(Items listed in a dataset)
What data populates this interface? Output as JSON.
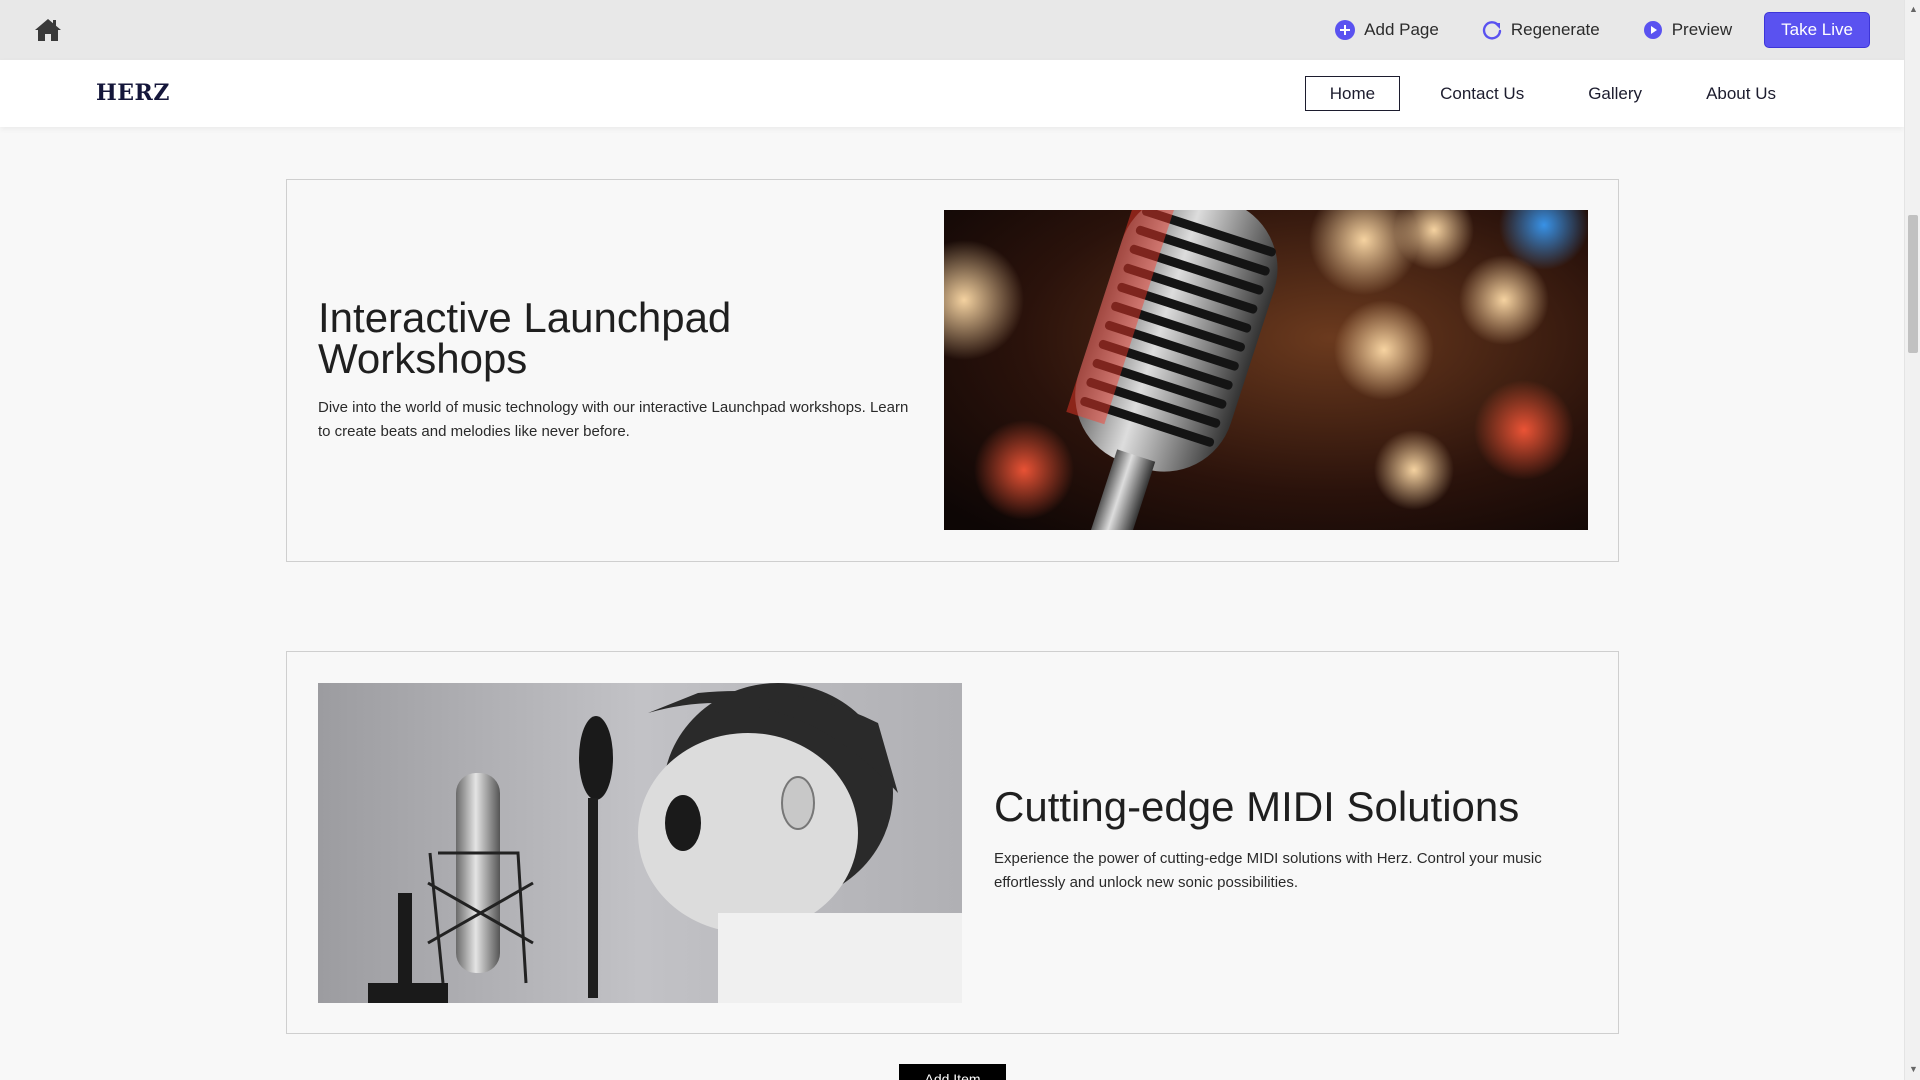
{
  "toolbar": {
    "home_icon": "home-icon",
    "add_page_label": "Add Page",
    "regenerate_label": "Regenerate",
    "preview_label": "Preview",
    "take_live_label": "Take Live",
    "accent_color": "#5a52f0"
  },
  "site": {
    "brand": "HERZ",
    "nav": [
      {
        "label": "Home",
        "active": true
      },
      {
        "label": "Contact Us",
        "active": false
      },
      {
        "label": "Gallery",
        "active": false
      },
      {
        "label": "About Us",
        "active": false
      }
    ]
  },
  "sections": [
    {
      "title": "Interactive Launchpad Workshops",
      "description": "Dive into the world of music technology with our interactive Launchpad workshops. Learn to create beats and melodies like never before.",
      "image": "vintage-microphone-bokeh-photo"
    },
    {
      "title": "Cutting-edge MIDI Solutions",
      "description": "Experience the power of cutting-edge MIDI solutions with Herz. Control your music effortlessly and unlock new sonic possibilities.",
      "image": "boy-shouting-at-studio-microphone-photo"
    }
  ],
  "add_item_label": "Add Item"
}
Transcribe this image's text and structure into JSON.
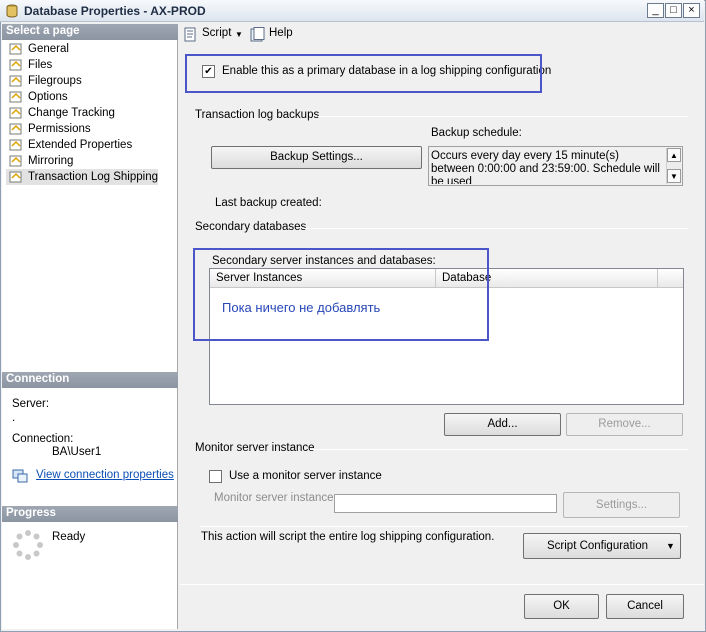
{
  "window": {
    "title": "Database Properties - AX-PROD",
    "min": "_",
    "max": "□",
    "close": "×"
  },
  "left": {
    "select_page_header": "Select a page",
    "pages": [
      {
        "label": "General"
      },
      {
        "label": "Files"
      },
      {
        "label": "Filegroups"
      },
      {
        "label": "Options"
      },
      {
        "label": "Change Tracking"
      },
      {
        "label": "Permissions"
      },
      {
        "label": "Extended Properties"
      },
      {
        "label": "Mirroring"
      },
      {
        "label": "Transaction Log Shipping"
      }
    ],
    "connection_header": "Connection",
    "server_label": "Server:",
    "server_value": ".",
    "connection_label": "Connection:",
    "connection_value": "BA\\User1",
    "view_connection_link": "View connection properties",
    "progress_header": "Progress",
    "progress_status": "Ready"
  },
  "toolbar": {
    "script_label": "Script",
    "dropdown_arrow": "▼",
    "help_label": "Help"
  },
  "main": {
    "enable_primary_label": "Enable this as a primary database in a log shipping configuration",
    "enable_primary_checked": true,
    "check_mark": "✔",
    "tlog_group": "Transaction log backups",
    "backup_settings_button": "Backup Settings...",
    "backup_schedule_label": "Backup schedule:",
    "backup_schedule_text": "Occurs every day every 15 minute(s) between 0:00:00 and 23:59:00. Schedule will be used",
    "scroll_up": "▲",
    "scroll_down": "▼",
    "last_backup_label": "Last backup created:",
    "secondary_group": "Secondary databases",
    "secondary_instances_label": "Secondary server instances and databases:",
    "columns": [
      "Server Instances",
      "Database"
    ],
    "annotation_text": "Пока ничего не добавлять",
    "add_button": "Add...",
    "remove_button": "Remove...",
    "monitor_group": "Monitor server instance",
    "use_monitor_label": "Use a monitor server instance",
    "monitor_instance_label": "Monitor server instance",
    "monitor_instance_value": "",
    "settings_button": "Settings...",
    "script_note": "This action will script the entire log shipping configuration.",
    "script_config_button": "Script Configuration",
    "ok_button": "OK",
    "cancel_button": "Cancel"
  },
  "colors": {
    "annotation": "#4b57c8",
    "link": "#0b4fb5"
  }
}
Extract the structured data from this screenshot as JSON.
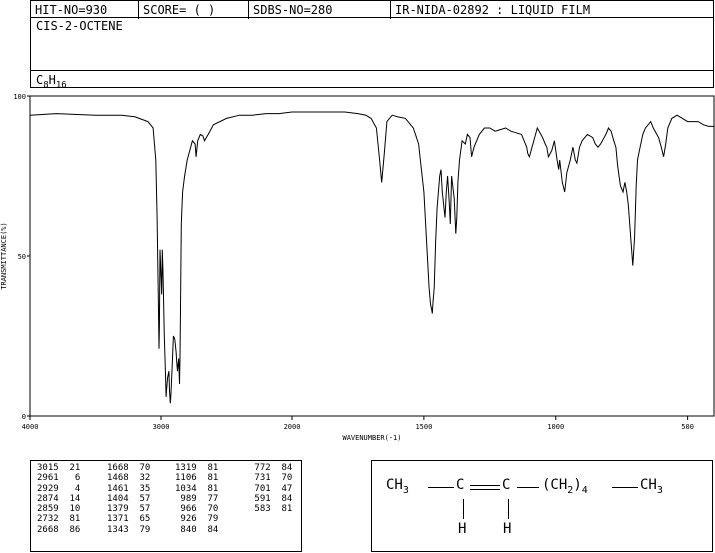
{
  "header": {
    "hit_no": "HIT-NO=930",
    "score": "SCORE=  (   )",
    "sdbs_no": "SDBS-NO=280",
    "ir_nida": "IR-NIDA-02892 : LIQUID FILM"
  },
  "compound": {
    "name": "CIS-2-OCTENE",
    "formula_c": "C",
    "formula_c_sub": "8",
    "formula_h": "H",
    "formula_h_sub": "16"
  },
  "chart_data": {
    "type": "line",
    "xlabel": "WAVENUMBER(-1)",
    "ylabel": "TRANSMITTANCE(%)",
    "xlim": [
      4000,
      400
    ],
    "ylim": [
      0,
      100
    ],
    "x_ticks": [
      4000,
      3000,
      2000,
      1500,
      1000,
      500
    ],
    "y_ticks": [
      0,
      50,
      100
    ],
    "series": [
      {
        "x": [
          4000,
          3800,
          3500,
          3300,
          3200,
          3100,
          3060,
          3040,
          3030,
          3020,
          3015,
          3012,
          3008,
          2995,
          2990,
          2985,
          2975,
          2965,
          2961,
          2958,
          2950,
          2940,
          2935,
          2929,
          2925,
          2915,
          2905,
          2895,
          2885,
          2880,
          2874,
          2870,
          2865,
          2859,
          2855,
          2845,
          2835,
          2820,
          2800,
          2780,
          2760,
          2740,
          2732,
          2720,
          2700,
          2680,
          2668,
          2640,
          2600,
          2500,
          2400,
          2300,
          2200,
          2100,
          2000,
          1900,
          1800,
          1750,
          1720,
          1700,
          1680,
          1668,
          1660,
          1650,
          1640,
          1620,
          1600,
          1570,
          1540,
          1520,
          1500,
          1490,
          1480,
          1475,
          1470,
          1468,
          1465,
          1461,
          1455,
          1450,
          1440,
          1435,
          1430,
          1420,
          1415,
          1410,
          1404,
          1400,
          1395,
          1385,
          1379,
          1375,
          1371,
          1365,
          1355,
          1343,
          1335,
          1325,
          1319,
          1310,
          1290,
          1270,
          1250,
          1230,
          1210,
          1190,
          1170,
          1150,
          1130,
          1120,
          1110,
          1106,
          1100,
          1090,
          1070,
          1050,
          1040,
          1034,
          1028,
          1015,
          1005,
          995,
          989,
          985,
          975,
          966,
          958,
          945,
          935,
          926,
          920,
          910,
          900,
          880,
          860,
          850,
          840,
          830,
          810,
          800,
          790,
          780,
          772,
          765,
          755,
          745,
          738,
          731,
          725,
          715,
          708,
          701,
          695,
          690,
          680,
          670,
          660,
          650,
          640,
          630,
          610,
          600,
          591,
          583,
          575,
          560,
          540,
          520,
          500,
          480,
          460,
          440,
          420,
          400
        ],
        "y": [
          94,
          94.5,
          94,
          94,
          93.5,
          92,
          90,
          80,
          62,
          35,
          21,
          28,
          52,
          38,
          52,
          45,
          25,
          12,
          6,
          8,
          12,
          14,
          8,
          4,
          6,
          15,
          25,
          24,
          20,
          17,
          14,
          16,
          18,
          10,
          18,
          60,
          70,
          75,
          80,
          83,
          86,
          85,
          81,
          86,
          88,
          87.5,
          86,
          88,
          91,
          93,
          94,
          94,
          94.5,
          94.5,
          95,
          95,
          95,
          94.5,
          94,
          93,
          90,
          80,
          73,
          82,
          92,
          94,
          93.5,
          93,
          90,
          85,
          70,
          55,
          40,
          35,
          33,
          32,
          36,
          40,
          55,
          65,
          75,
          77,
          70,
          62,
          70,
          75,
          67,
          60,
          75,
          68,
          57,
          62,
          73,
          80,
          86,
          85,
          88,
          87,
          81,
          84,
          88,
          90,
          90,
          89,
          89.5,
          90,
          89,
          88.5,
          88,
          86,
          84,
          82,
          81,
          84,
          90,
          87,
          85,
          84,
          81,
          83,
          86,
          80,
          77,
          80,
          73,
          70,
          76,
          80,
          84,
          80,
          79,
          84,
          86,
          88,
          87,
          85,
          84,
          85,
          88,
          90,
          89,
          86,
          84,
          78,
          72,
          70,
          73,
          70,
          66,
          55,
          47,
          56,
          72,
          80,
          84,
          88,
          90,
          91,
          92,
          90,
          87,
          84,
          81,
          85,
          90,
          93,
          94,
          93,
          92,
          92,
          92,
          91,
          90.5,
          90.5
        ]
      }
    ]
  },
  "peak_table": {
    "columns": [
      [
        [
          "3015",
          "21"
        ],
        [
          "2961",
          "6"
        ],
        [
          "2929",
          "4"
        ],
        [
          "2874",
          "14"
        ],
        [
          "2859",
          "10"
        ],
        [
          "2732",
          "81"
        ],
        [
          "2668",
          "86"
        ]
      ],
      [
        [
          "1668",
          "70"
        ],
        [
          "1468",
          "32"
        ],
        [
          "1461",
          "35"
        ],
        [
          "1404",
          "57"
        ],
        [
          "1379",
          "57"
        ],
        [
          "1371",
          "65"
        ],
        [
          "1343",
          "79"
        ]
      ],
      [
        [
          "1319",
          "81"
        ],
        [
          "1106",
          "81"
        ],
        [
          "1034",
          "81"
        ],
        [
          "989",
          "77"
        ],
        [
          "966",
          "70"
        ],
        [
          "926",
          "79"
        ],
        [
          "840",
          "84"
        ]
      ],
      [
        [
          "772",
          "84"
        ],
        [
          "731",
          "70"
        ],
        [
          "701",
          "47"
        ],
        [
          "591",
          "84"
        ],
        [
          "583",
          "81"
        ]
      ]
    ]
  },
  "structure": {
    "ch3": "CH",
    "three": "3",
    "c": "C",
    "ch2": "(CH",
    "two": "2",
    "close": ")",
    "four": "4",
    "h": "H"
  }
}
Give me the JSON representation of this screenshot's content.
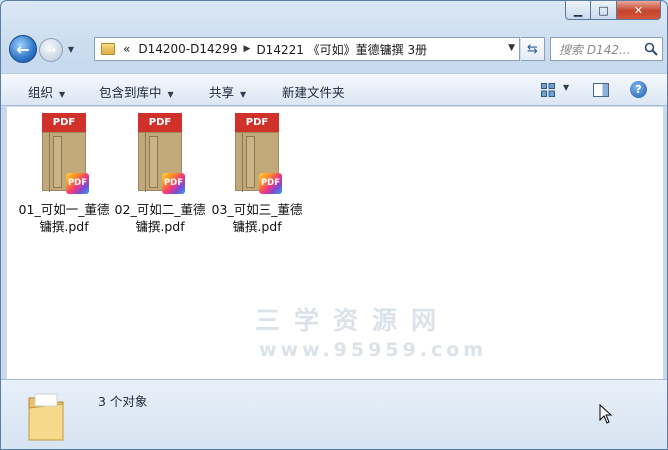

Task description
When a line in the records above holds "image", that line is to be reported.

Answer box
      "image": "vintage-microphone-bokeh-photo"
      "image": "boy-shouting-at-studio-microphone-photo"
Transcribe this image's text and structure into JSON.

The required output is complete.